As I knew I wanted to move to Australia to start my career in the mining industry, I realised that I wouldn’t be able to apply for jobs until I had moved to the country. Therefore, I applied for my working holiday visa (417), which allowed me the right to work in Australia for 12 months. To be able to apply for my second working holiday visa, I needed to complete 6 months regional work. Fortunately, working in the mining industry is classed as regional work in Australia.
Initially, when I arrived in Western Australia, I struggled to find work because of the time of year – in the summer months (December/January) lots of exploration programs shut down due to the extreme heat. After some perseverance, I found a contract job with SRK Consulting, after reaching out to a principal Geologist via LinkedIn. I would recommend anyone thinking about a career in the mining industry to utilise LinkedIn, as it can connect you with people working in a range of commodities all over the world.
What is a typical day in the life of an Exploration Geologist?
My typical day starts with waking up and getting ready for the morning meeting at 5.45am. Here, we have a debrief about who is assigned to what activities for the day and a chance to report any hazards or incidents. I then prepare my work vehicle to ensure I have all the correct equipment and supplies I’ll need whilst working out in the field.

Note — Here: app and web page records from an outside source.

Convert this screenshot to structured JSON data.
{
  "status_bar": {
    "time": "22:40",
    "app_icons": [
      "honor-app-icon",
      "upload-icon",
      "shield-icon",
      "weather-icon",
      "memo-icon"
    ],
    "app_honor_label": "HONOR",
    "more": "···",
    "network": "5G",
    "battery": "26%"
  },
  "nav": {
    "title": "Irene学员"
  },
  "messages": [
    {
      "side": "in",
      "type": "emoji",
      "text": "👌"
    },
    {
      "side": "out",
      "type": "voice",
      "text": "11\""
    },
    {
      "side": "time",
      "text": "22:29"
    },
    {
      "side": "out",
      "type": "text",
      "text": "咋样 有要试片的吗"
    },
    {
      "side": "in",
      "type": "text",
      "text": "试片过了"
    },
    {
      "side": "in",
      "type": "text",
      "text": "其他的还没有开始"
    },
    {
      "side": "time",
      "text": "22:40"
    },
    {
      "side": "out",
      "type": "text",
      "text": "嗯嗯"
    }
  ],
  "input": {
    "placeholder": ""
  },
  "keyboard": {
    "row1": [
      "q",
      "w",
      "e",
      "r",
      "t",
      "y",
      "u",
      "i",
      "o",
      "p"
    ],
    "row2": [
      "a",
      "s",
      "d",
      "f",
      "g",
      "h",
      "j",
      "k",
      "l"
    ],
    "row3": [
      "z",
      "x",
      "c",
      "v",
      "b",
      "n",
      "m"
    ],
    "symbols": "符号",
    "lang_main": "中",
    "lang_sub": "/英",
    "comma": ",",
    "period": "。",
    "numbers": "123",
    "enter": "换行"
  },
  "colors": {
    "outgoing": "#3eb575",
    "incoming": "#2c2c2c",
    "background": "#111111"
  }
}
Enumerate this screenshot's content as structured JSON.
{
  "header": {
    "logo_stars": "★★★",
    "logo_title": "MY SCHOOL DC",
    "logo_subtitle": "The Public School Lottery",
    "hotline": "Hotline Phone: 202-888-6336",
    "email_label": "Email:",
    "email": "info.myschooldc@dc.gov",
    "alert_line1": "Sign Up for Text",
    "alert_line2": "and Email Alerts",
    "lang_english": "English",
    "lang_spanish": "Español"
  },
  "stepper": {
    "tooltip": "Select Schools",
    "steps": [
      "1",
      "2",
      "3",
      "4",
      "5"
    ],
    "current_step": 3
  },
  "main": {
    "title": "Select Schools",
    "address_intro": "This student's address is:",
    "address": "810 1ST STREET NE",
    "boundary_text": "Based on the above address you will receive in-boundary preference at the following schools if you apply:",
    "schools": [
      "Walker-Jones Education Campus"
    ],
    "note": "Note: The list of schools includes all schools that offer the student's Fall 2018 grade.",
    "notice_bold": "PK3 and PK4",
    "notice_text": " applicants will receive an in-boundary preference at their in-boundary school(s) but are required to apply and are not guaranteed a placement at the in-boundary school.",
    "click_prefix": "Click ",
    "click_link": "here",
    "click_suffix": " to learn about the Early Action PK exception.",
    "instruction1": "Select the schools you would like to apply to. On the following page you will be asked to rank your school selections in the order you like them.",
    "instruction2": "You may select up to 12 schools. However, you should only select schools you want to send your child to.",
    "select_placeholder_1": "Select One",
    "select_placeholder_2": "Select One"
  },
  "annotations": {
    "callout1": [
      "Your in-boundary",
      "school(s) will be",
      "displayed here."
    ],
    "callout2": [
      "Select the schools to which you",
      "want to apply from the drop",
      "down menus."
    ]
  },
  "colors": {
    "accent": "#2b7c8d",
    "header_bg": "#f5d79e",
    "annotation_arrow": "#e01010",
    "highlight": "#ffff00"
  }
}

I have been working as a geologist on either a reverse circulation (RC) rig or an air core (AC) rig. It is my responsibility to log the geology of the rock samples and to check the sampling process is being carried out correctly, including any QAQC (quality assurance and quality control). I also have to make sure everyone on the rig is correctly carrying out health and safety procedures. When I get back from the field I have to report to my Senior Geologist. I have to complete any data input, complete cross sections and write daily/weekly reports. I currently work a roster of 2 weeks on and 1 week off, and my days are 12 hours long, working in extreme heat.
Do you travel widely as part of your work?
As I am still early on in my career I have only worked in Western Australia. However, I am aware of the potential for extensive travel as mining is a global industry. I hope to get a chance to work in either Africa or South America in the future.
Where do you see yourself in 5 years?
I hope to work my way up to being a Project Geologist, being responsible for managing a team of geologists and having an input on where drilling should be carried out. I also hope to be able to get more involved with engaging with female students who are thinking of going into mining. I want them to know that it is very much an industry for women as well.
air core rigchemistrycross-sectionsfieldworkGEMSGeologygold deposithealth and safetyindependent mappinginternshipmining geologyore depositquality assurancereverse circulation rigrock samplessedimentary processesstructural mappingthrust sheetsupper cretaceousvoluntary work